A mobile clinic run by the nonprofit TrueCare rolled into North County to provide free medical and dental care, and its first stop was Brother Benno’s Center in Oceanside to help homeless people facing health challenges.
“This is so exciting,” Brother Benno Foundation Community Coordinator Dennis Pinnick said as he stood outside the mobile clinic Monday. “This is something our founder Harold Cutler has wanted for many years.”
Brother Benno’s began as a soup kitchen in the early 1980s and has been at 3260 Production Ave since 1991. in a building once owned by Kutler, who died in 2017. It provided food, clothing, a recovery program and other services to homeless people, but had not offered medical care until the mobile clinic debuted at the site on Oct. 31.
Inside the 36-foot-long vehicle, Dr. Jorge Otañez and two medical assistants examined several patients, drawing blood, prescribing medications and directing people to labs if they needed X-rays or additional care.
“To me, it’s the same as seeing a patient in a clinic,” he said of the vehicle, which includes an exam room and equipment for exams, women’s health, behavioral health, chiropractic and immunizations. “It has everything I need.”
Otañez said more than half of the patients he sees with Brother Beno have some kind of skin problem, such as a fungal or bacterial infection, which he says is not surprising.
“A lot of the patients don’t get to shower every day,” he said. “Many of them also have foot problems because they don’t always have the right shoes and socks.

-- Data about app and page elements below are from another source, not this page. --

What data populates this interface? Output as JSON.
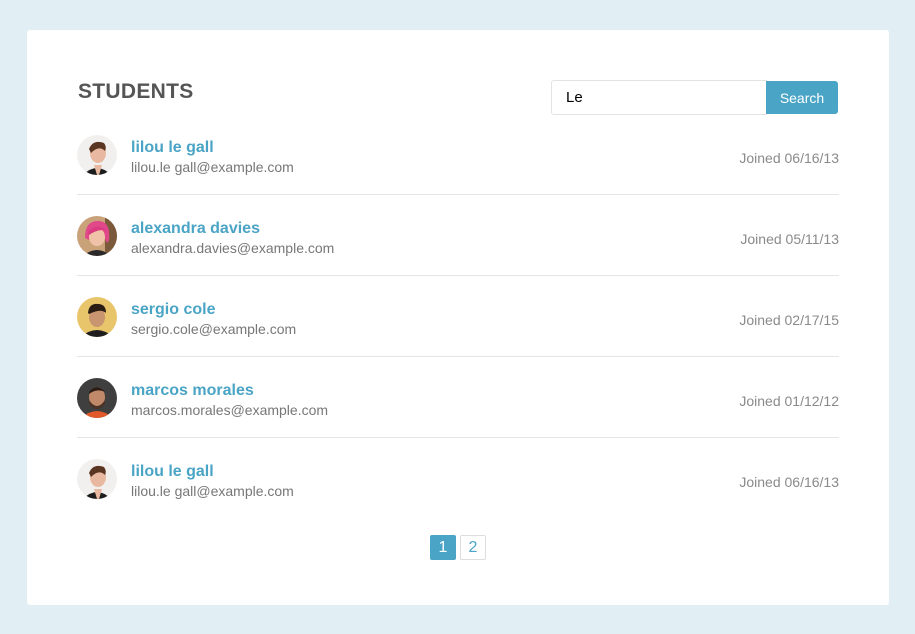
{
  "header": {
    "title": "STUDENTS"
  },
  "search": {
    "value": "Le",
    "button_label": "Search"
  },
  "students": [
    {
      "name": "lilou le gall",
      "email": "lilou.le gall@example.com",
      "joined": "Joined 06/16/13",
      "avatar": "avatar-woman-short-hair"
    },
    {
      "name": "alexandra davies",
      "email": "alexandra.davies@example.com",
      "joined": "Joined 05/11/13",
      "avatar": "avatar-woman-pink-hair"
    },
    {
      "name": "sergio cole",
      "email": "sergio.cole@example.com",
      "joined": "Joined 02/17/15",
      "avatar": "avatar-man-dark-hair"
    },
    {
      "name": "marcos morales",
      "email": "marcos.morales@example.com",
      "joined": "Joined 01/12/12",
      "avatar": "avatar-man-beard"
    },
    {
      "name": "lilou le gall",
      "email": "lilou.le gall@example.com",
      "joined": "Joined 06/16/13",
      "avatar": "avatar-woman-short-hair"
    }
  ],
  "pagination": {
    "pages": [
      "1",
      "2"
    ],
    "current": "1"
  },
  "colors": {
    "background": "#e1eff5",
    "accent": "#4aa4c5",
    "title": "#555555",
    "muted": "#8a8a8a"
  }
}
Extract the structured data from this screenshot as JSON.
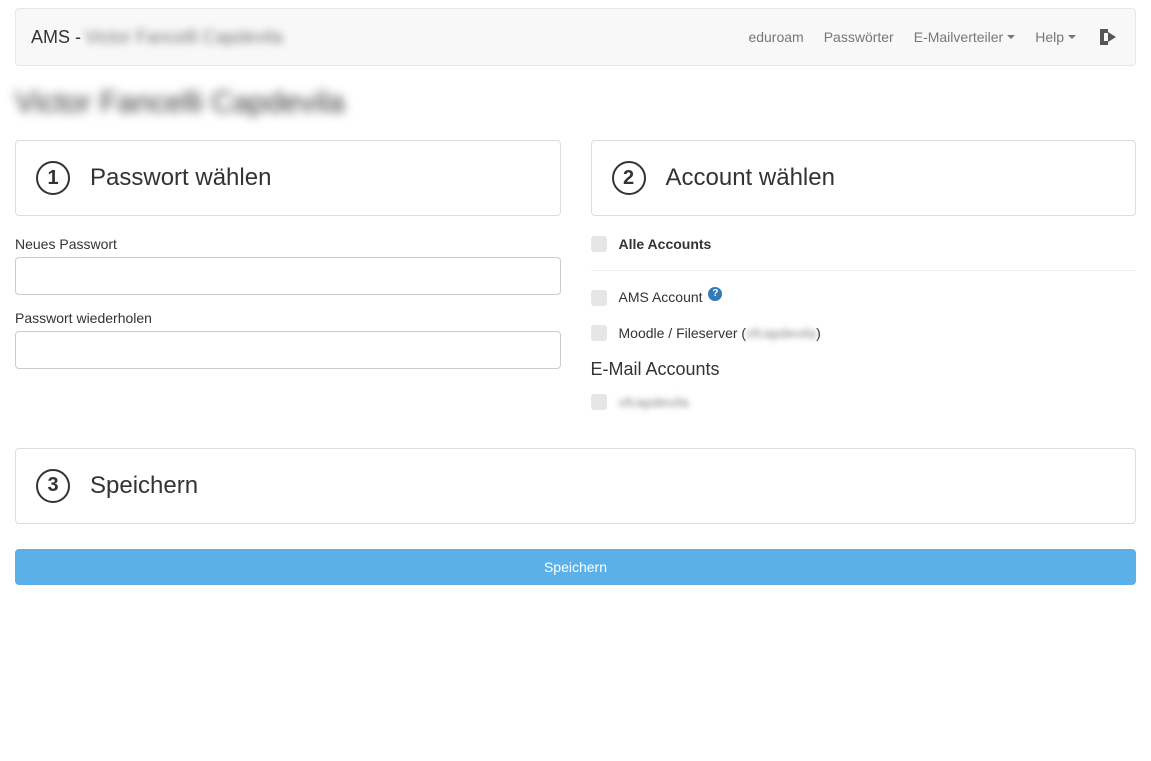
{
  "navbar": {
    "brand_prefix": "AMS -",
    "brand_user": "Victor Fancelli Capdevila",
    "links": {
      "eduroam": "eduroam",
      "passwords": "Passwörter",
      "emailverteiler": "E-Mailverteiler",
      "help": "Help"
    }
  },
  "page_title": "Victor Fancelli Capdevila",
  "panel1": {
    "number": "1",
    "title": "Passwort wählen",
    "labels": {
      "new_password": "Neues Passwort",
      "repeat_password": "Passwort wiederholen"
    }
  },
  "panel2": {
    "number": "2",
    "title": "Account wählen",
    "checkboxes": {
      "all": "Alle Accounts",
      "ams": "AMS Account",
      "moodle_prefix": "Moodle / Fileserver (",
      "moodle_user": "vfcapdevila",
      "moodle_suffix": ")"
    },
    "email_section_title": "E-Mail Accounts",
    "email_account": "vfcapdevila"
  },
  "panel3": {
    "number": "3",
    "title": "Speichern"
  },
  "save_button": "Speichern",
  "icons": {
    "help_badge": "?"
  }
}
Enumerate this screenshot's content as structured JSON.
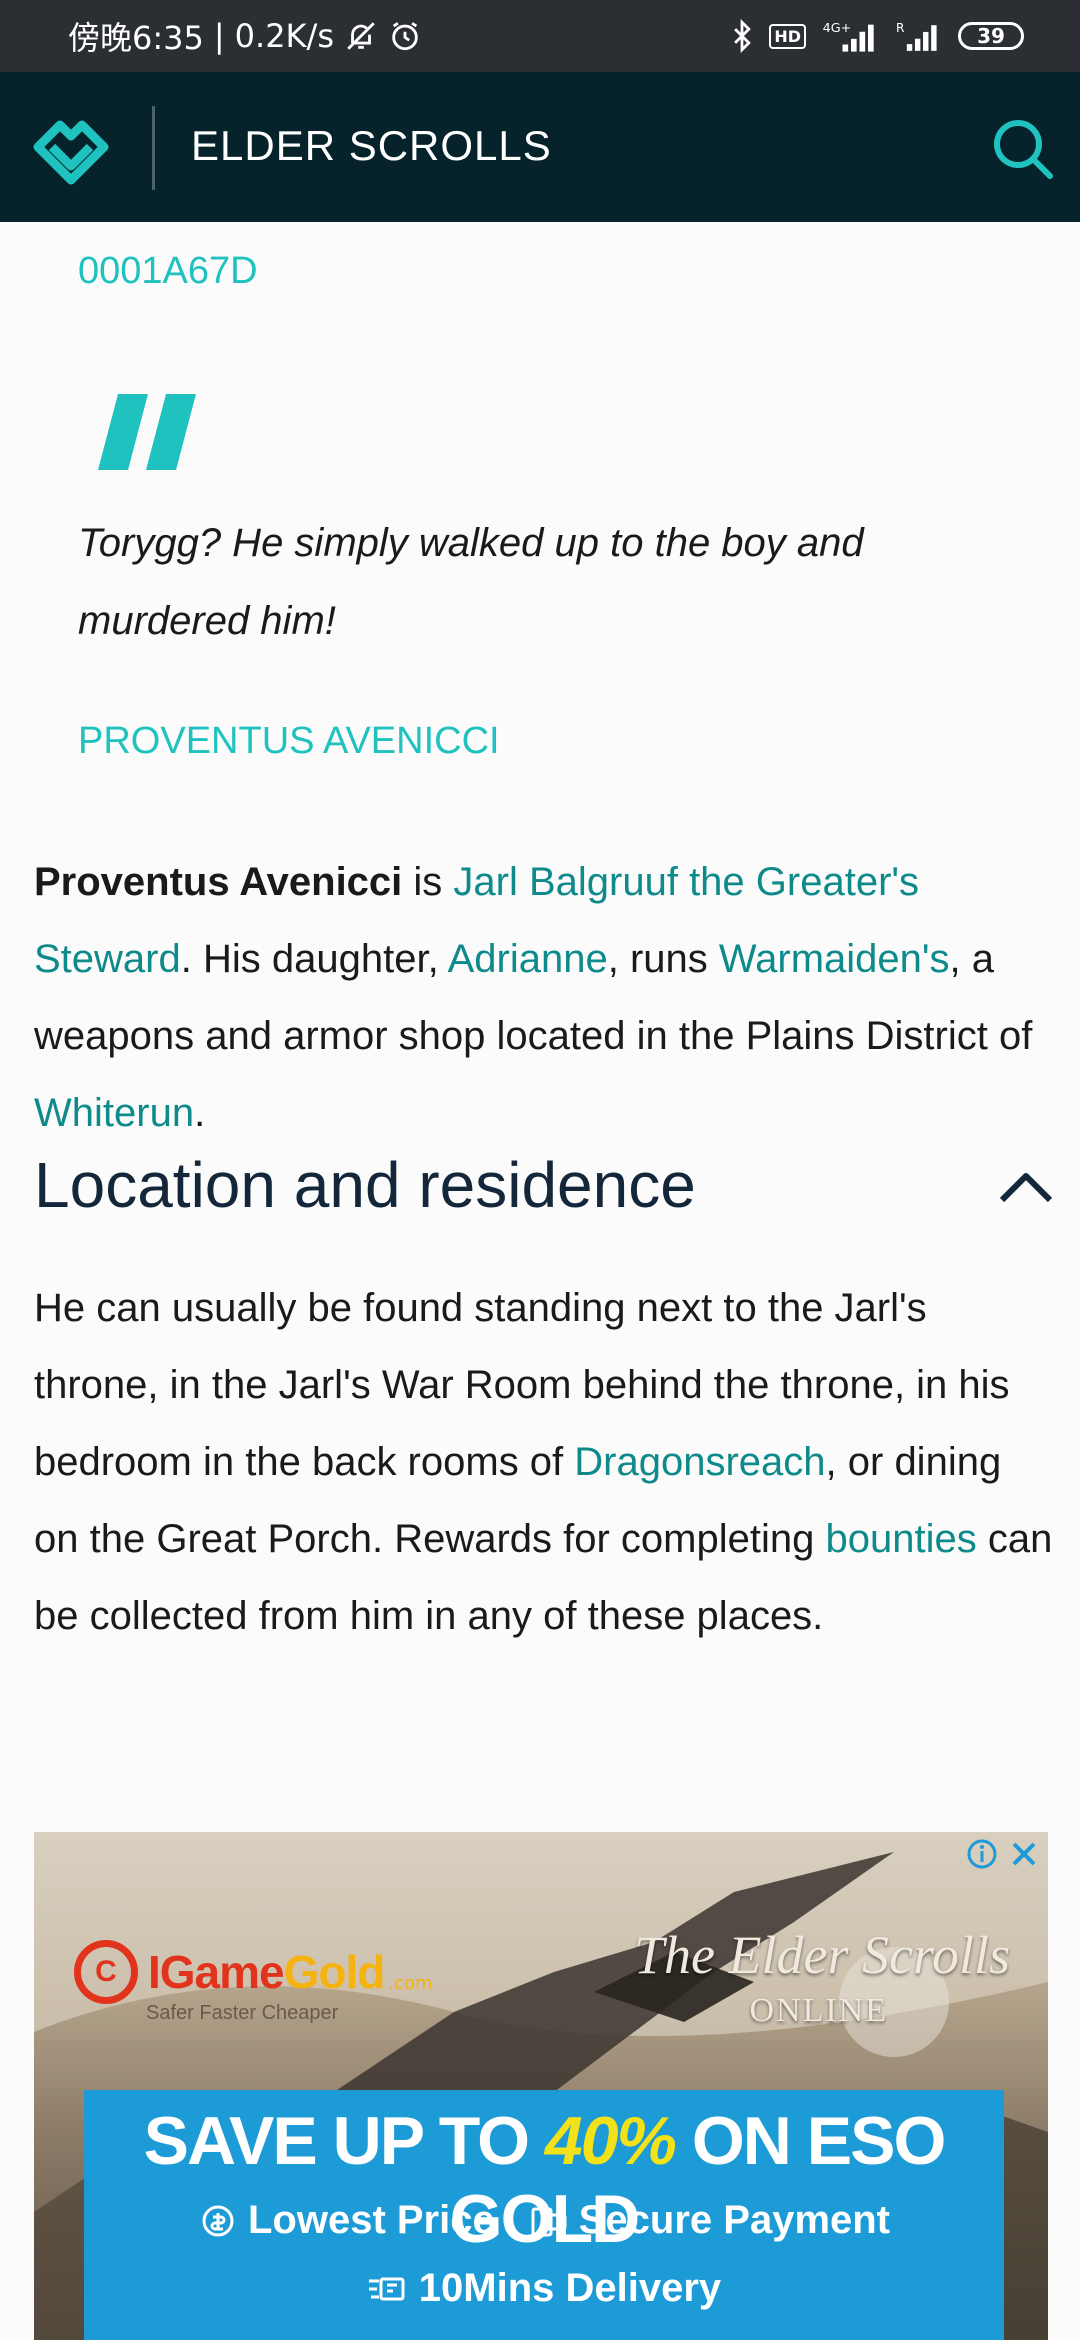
{
  "status_bar": {
    "time": "傍晚6:35",
    "separator": "|",
    "network_speed": "0.2K/s",
    "battery_level": "39",
    "hd_label": "HD",
    "icons": [
      "mute-bell-icon",
      "alarm-icon",
      "bluetooth-icon",
      "hd-icon",
      "signal-4g-icon",
      "signal-r-icon",
      "battery-icon"
    ]
  },
  "header": {
    "title": "ELDER SCROLLS",
    "logo_icon": "fandom-heart-logo",
    "search_icon": "search-icon",
    "colors": {
      "background": "#06222a",
      "accent": "#1fc2be"
    }
  },
  "infobox": {
    "form_id": "0001A67D"
  },
  "quote": {
    "text": "Torygg? He simply walked up to the boy and murdered him!",
    "author": "PROVENTUS AVENICCI"
  },
  "intro": {
    "subject": "Proventus Avenicci",
    "part1": " is ",
    "link_jarl": "Jarl Balgruuf the Greater's Steward",
    "part2": ". His daughter, ",
    "link_adrianne": "Adrianne",
    "part3": ", runs ",
    "link_warmaidens": "Warmaiden's",
    "part4": ", a weapons and armor shop located in the Plains District of ",
    "link_whiterun": "Whiterun",
    "part5": "."
  },
  "section": {
    "heading": "Location and residence",
    "toggle_icon": "chevron-up-icon",
    "part1": "He can usually be found standing next to the Jarl's throne, in the Jarl's War Room behind the throne, in his bedroom in the back rooms of ",
    "link_dragonsreach": "Dragonsreach",
    "part2": ", or dining on the Great Porch. Rewards for completing ",
    "link_bounties": "bounties",
    "part3": " can be collected from him in any of these places."
  },
  "ad": {
    "brand_letter": "C",
    "brand_name_1": "IGame",
    "brand_name_2": "Gold",
    "brand_tld": ".com",
    "brand_tagline": "Safer Faster Cheaper",
    "game_title": "The Elder Scrolls",
    "game_subtitle": "ONLINE",
    "headline_1": "SAVE UP TO ",
    "headline_highlight": "40%",
    "headline_2": " ON ESO GOLD",
    "feature_1": "Lowest Price",
    "feature_2": "Secure Payment",
    "feature_3": "10Mins Delivery",
    "info_icon": "ad-info-icon",
    "close_icon": "ad-close-icon"
  }
}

There are times when I want to do more, like I wish I had some socks here to give them. But we have to work with other people to get them what they need. It’s a team effort.”
Otañez said he treats some patients who haven’t seen a doctor in three or four years and may not know what ailments they have.
The new mobile medical clinic serves about 12 to 15 people during each four-hour visit and cost about $600,000, which was funded through donations and money from the American Rescue Plan Act, administered by the U.S. Department of Health and Human Services.
TrueCare also has a mobile dental clinic that serves about five people per visit. The two vehicles visit Brother Beno every Monday.
Rick Pruitt, 74, was one of the patients at the medical clinic this week.
“They helped me quite a bit,” he said. “They cleared up an infection with antibiotics.”
Pruitt, who has a rare motor neuron disease called Kennedy’s disease, uses an electric scooter to get around and lives in a mobile home. He said he is a patient of Scripps Health, but it is difficult to get to his doctor’s office.
Miguel Avila, 69, was also treated by Otañez on Monday. Through an interpreter, he said he was given medication for a swollen leg and referred to a clinic.
Another patient, who did not want to be named, called the clinic extremely helpful and said he had blood drawn in the car to diagnose a medical condition.
Pinnick said the clinic would be especially helpful for homeless people who lack transportation and could provide ongoing care for people who haven’t seen a doctor in years.
“What we’re doing is building trust among our population,” he said. “They’ll see that it’s regular and that people are committed to helping them.”
Irene Torres, TrueCare’s senior director of operations, said the mobile clinic is scheduled to visit a senior center in Perris on Tuesday and has been at an event at MiraCosta College and other locations since its launch.
“This was the population with the greatest need that we found,” she said of why TrueCare scheduled weekly visits with Brother Benno.
The new mobile service is a return to its roots for TrueCare, which began as a mobile clinic in 1971. It has 19 health centers and WIC offices in Carlsbad, Encinitas, Escondido, Oceanside, Perris, Ramona, San Marcos and Valley Center. Earlier this year, she launched a health center at Casa de Amparo in San Marcos.
TrueCare plans to launch two more mobile clinics in the near future and expects to be able to reach an additional 3,500 people annually through the expanded fleet.